Start of Supplied data

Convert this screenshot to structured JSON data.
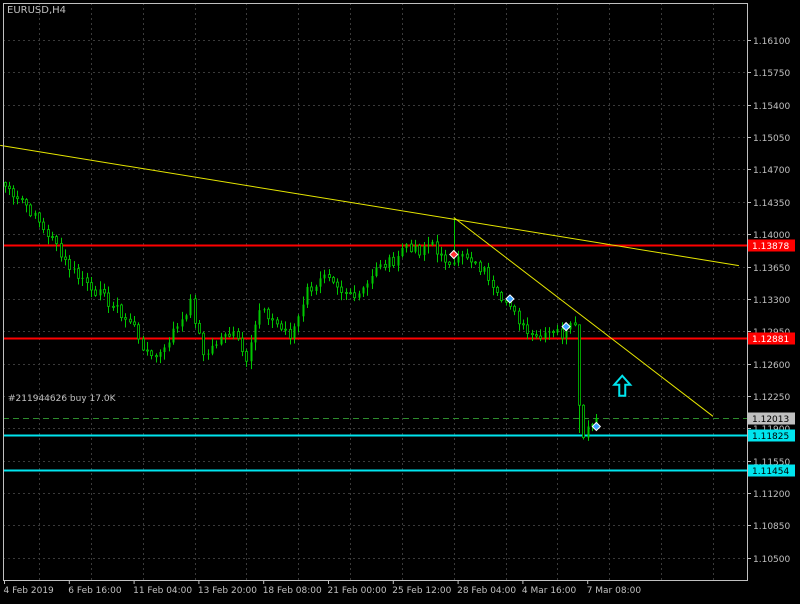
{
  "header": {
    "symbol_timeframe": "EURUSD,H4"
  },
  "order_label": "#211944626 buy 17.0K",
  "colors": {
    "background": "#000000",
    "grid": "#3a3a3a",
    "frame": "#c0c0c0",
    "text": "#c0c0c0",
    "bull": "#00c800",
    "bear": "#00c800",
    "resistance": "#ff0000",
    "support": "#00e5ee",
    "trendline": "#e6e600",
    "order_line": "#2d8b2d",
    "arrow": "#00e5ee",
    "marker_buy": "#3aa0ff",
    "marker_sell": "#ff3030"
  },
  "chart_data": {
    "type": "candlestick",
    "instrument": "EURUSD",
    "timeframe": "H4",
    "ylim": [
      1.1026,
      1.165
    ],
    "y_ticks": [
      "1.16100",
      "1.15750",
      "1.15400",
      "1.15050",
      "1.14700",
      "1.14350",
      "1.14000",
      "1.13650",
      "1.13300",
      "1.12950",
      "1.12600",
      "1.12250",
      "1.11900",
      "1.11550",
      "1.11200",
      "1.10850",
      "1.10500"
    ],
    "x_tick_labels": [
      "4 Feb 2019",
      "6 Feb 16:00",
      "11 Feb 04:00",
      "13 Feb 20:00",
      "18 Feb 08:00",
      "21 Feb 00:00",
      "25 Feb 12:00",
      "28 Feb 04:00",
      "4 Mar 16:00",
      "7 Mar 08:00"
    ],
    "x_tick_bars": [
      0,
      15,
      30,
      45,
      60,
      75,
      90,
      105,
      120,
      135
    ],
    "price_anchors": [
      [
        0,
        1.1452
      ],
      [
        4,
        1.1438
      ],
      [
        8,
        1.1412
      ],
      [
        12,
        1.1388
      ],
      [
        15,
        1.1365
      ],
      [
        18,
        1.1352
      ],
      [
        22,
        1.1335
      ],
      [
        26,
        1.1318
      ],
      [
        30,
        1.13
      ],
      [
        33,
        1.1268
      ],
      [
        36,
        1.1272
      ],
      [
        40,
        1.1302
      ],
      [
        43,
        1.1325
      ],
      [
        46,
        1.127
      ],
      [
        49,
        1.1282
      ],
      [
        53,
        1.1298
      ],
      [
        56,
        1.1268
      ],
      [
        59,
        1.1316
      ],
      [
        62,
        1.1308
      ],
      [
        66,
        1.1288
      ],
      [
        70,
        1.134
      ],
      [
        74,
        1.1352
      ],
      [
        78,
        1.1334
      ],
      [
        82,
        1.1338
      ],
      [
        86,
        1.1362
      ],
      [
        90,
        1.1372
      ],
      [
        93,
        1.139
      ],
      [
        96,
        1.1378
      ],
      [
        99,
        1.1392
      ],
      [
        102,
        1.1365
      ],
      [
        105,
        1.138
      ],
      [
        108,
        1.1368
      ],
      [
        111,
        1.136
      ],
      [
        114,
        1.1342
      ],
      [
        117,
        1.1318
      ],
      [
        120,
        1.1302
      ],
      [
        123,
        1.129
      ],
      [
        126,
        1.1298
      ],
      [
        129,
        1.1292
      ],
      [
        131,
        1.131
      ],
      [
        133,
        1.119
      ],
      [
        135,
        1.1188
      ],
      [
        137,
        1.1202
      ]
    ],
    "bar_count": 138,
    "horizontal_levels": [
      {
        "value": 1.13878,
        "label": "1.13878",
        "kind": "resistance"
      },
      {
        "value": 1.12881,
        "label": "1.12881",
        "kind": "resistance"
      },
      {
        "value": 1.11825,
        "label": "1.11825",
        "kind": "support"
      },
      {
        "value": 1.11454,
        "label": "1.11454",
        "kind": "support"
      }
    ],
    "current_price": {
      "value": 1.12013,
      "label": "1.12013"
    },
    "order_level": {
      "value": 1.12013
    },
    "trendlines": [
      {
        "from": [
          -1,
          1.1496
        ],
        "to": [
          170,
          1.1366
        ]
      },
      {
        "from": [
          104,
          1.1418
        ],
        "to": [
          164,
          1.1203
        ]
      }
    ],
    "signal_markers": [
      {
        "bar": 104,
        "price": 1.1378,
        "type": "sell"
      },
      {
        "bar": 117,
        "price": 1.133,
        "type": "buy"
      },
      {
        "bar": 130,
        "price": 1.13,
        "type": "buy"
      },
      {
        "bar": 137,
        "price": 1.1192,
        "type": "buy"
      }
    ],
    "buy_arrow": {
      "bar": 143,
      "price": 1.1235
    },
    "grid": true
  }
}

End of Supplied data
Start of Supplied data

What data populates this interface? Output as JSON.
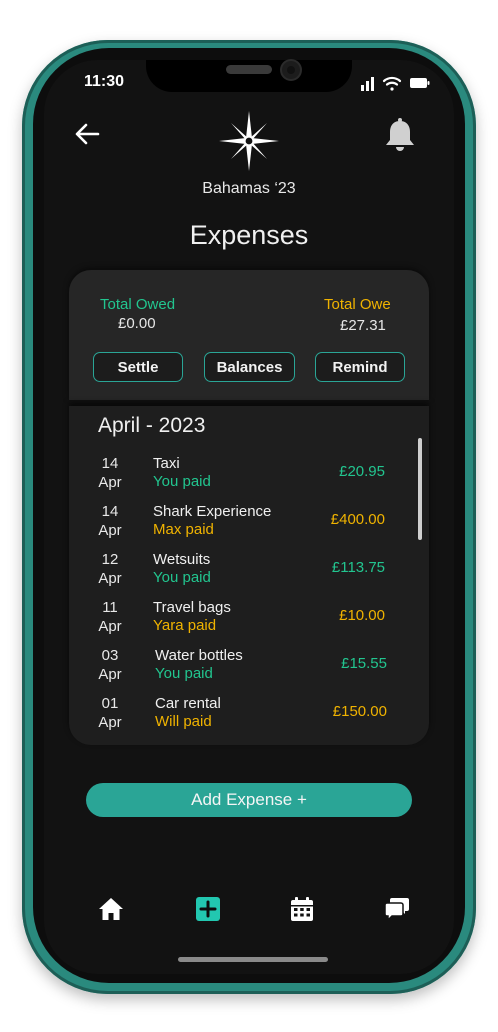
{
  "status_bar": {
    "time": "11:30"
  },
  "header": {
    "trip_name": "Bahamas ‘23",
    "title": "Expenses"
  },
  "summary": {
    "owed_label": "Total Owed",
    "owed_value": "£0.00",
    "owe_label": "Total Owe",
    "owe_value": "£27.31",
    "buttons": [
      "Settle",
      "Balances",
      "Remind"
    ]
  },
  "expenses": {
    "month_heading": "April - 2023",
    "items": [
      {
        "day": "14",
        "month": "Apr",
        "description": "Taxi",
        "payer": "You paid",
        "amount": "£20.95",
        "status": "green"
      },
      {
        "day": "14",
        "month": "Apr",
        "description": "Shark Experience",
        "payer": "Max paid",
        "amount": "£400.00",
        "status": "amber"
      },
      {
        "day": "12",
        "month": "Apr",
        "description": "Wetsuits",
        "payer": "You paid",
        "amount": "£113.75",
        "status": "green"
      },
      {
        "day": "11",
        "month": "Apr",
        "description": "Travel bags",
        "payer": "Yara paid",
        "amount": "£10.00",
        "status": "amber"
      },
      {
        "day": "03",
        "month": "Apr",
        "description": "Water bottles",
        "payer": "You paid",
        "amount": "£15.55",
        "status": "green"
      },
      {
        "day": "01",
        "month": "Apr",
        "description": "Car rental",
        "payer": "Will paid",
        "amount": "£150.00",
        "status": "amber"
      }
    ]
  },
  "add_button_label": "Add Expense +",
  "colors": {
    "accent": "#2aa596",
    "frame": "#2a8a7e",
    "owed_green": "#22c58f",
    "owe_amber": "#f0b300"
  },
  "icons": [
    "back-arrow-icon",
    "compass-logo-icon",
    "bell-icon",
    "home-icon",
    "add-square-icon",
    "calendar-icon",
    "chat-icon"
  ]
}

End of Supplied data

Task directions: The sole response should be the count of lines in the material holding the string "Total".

Solution below: 2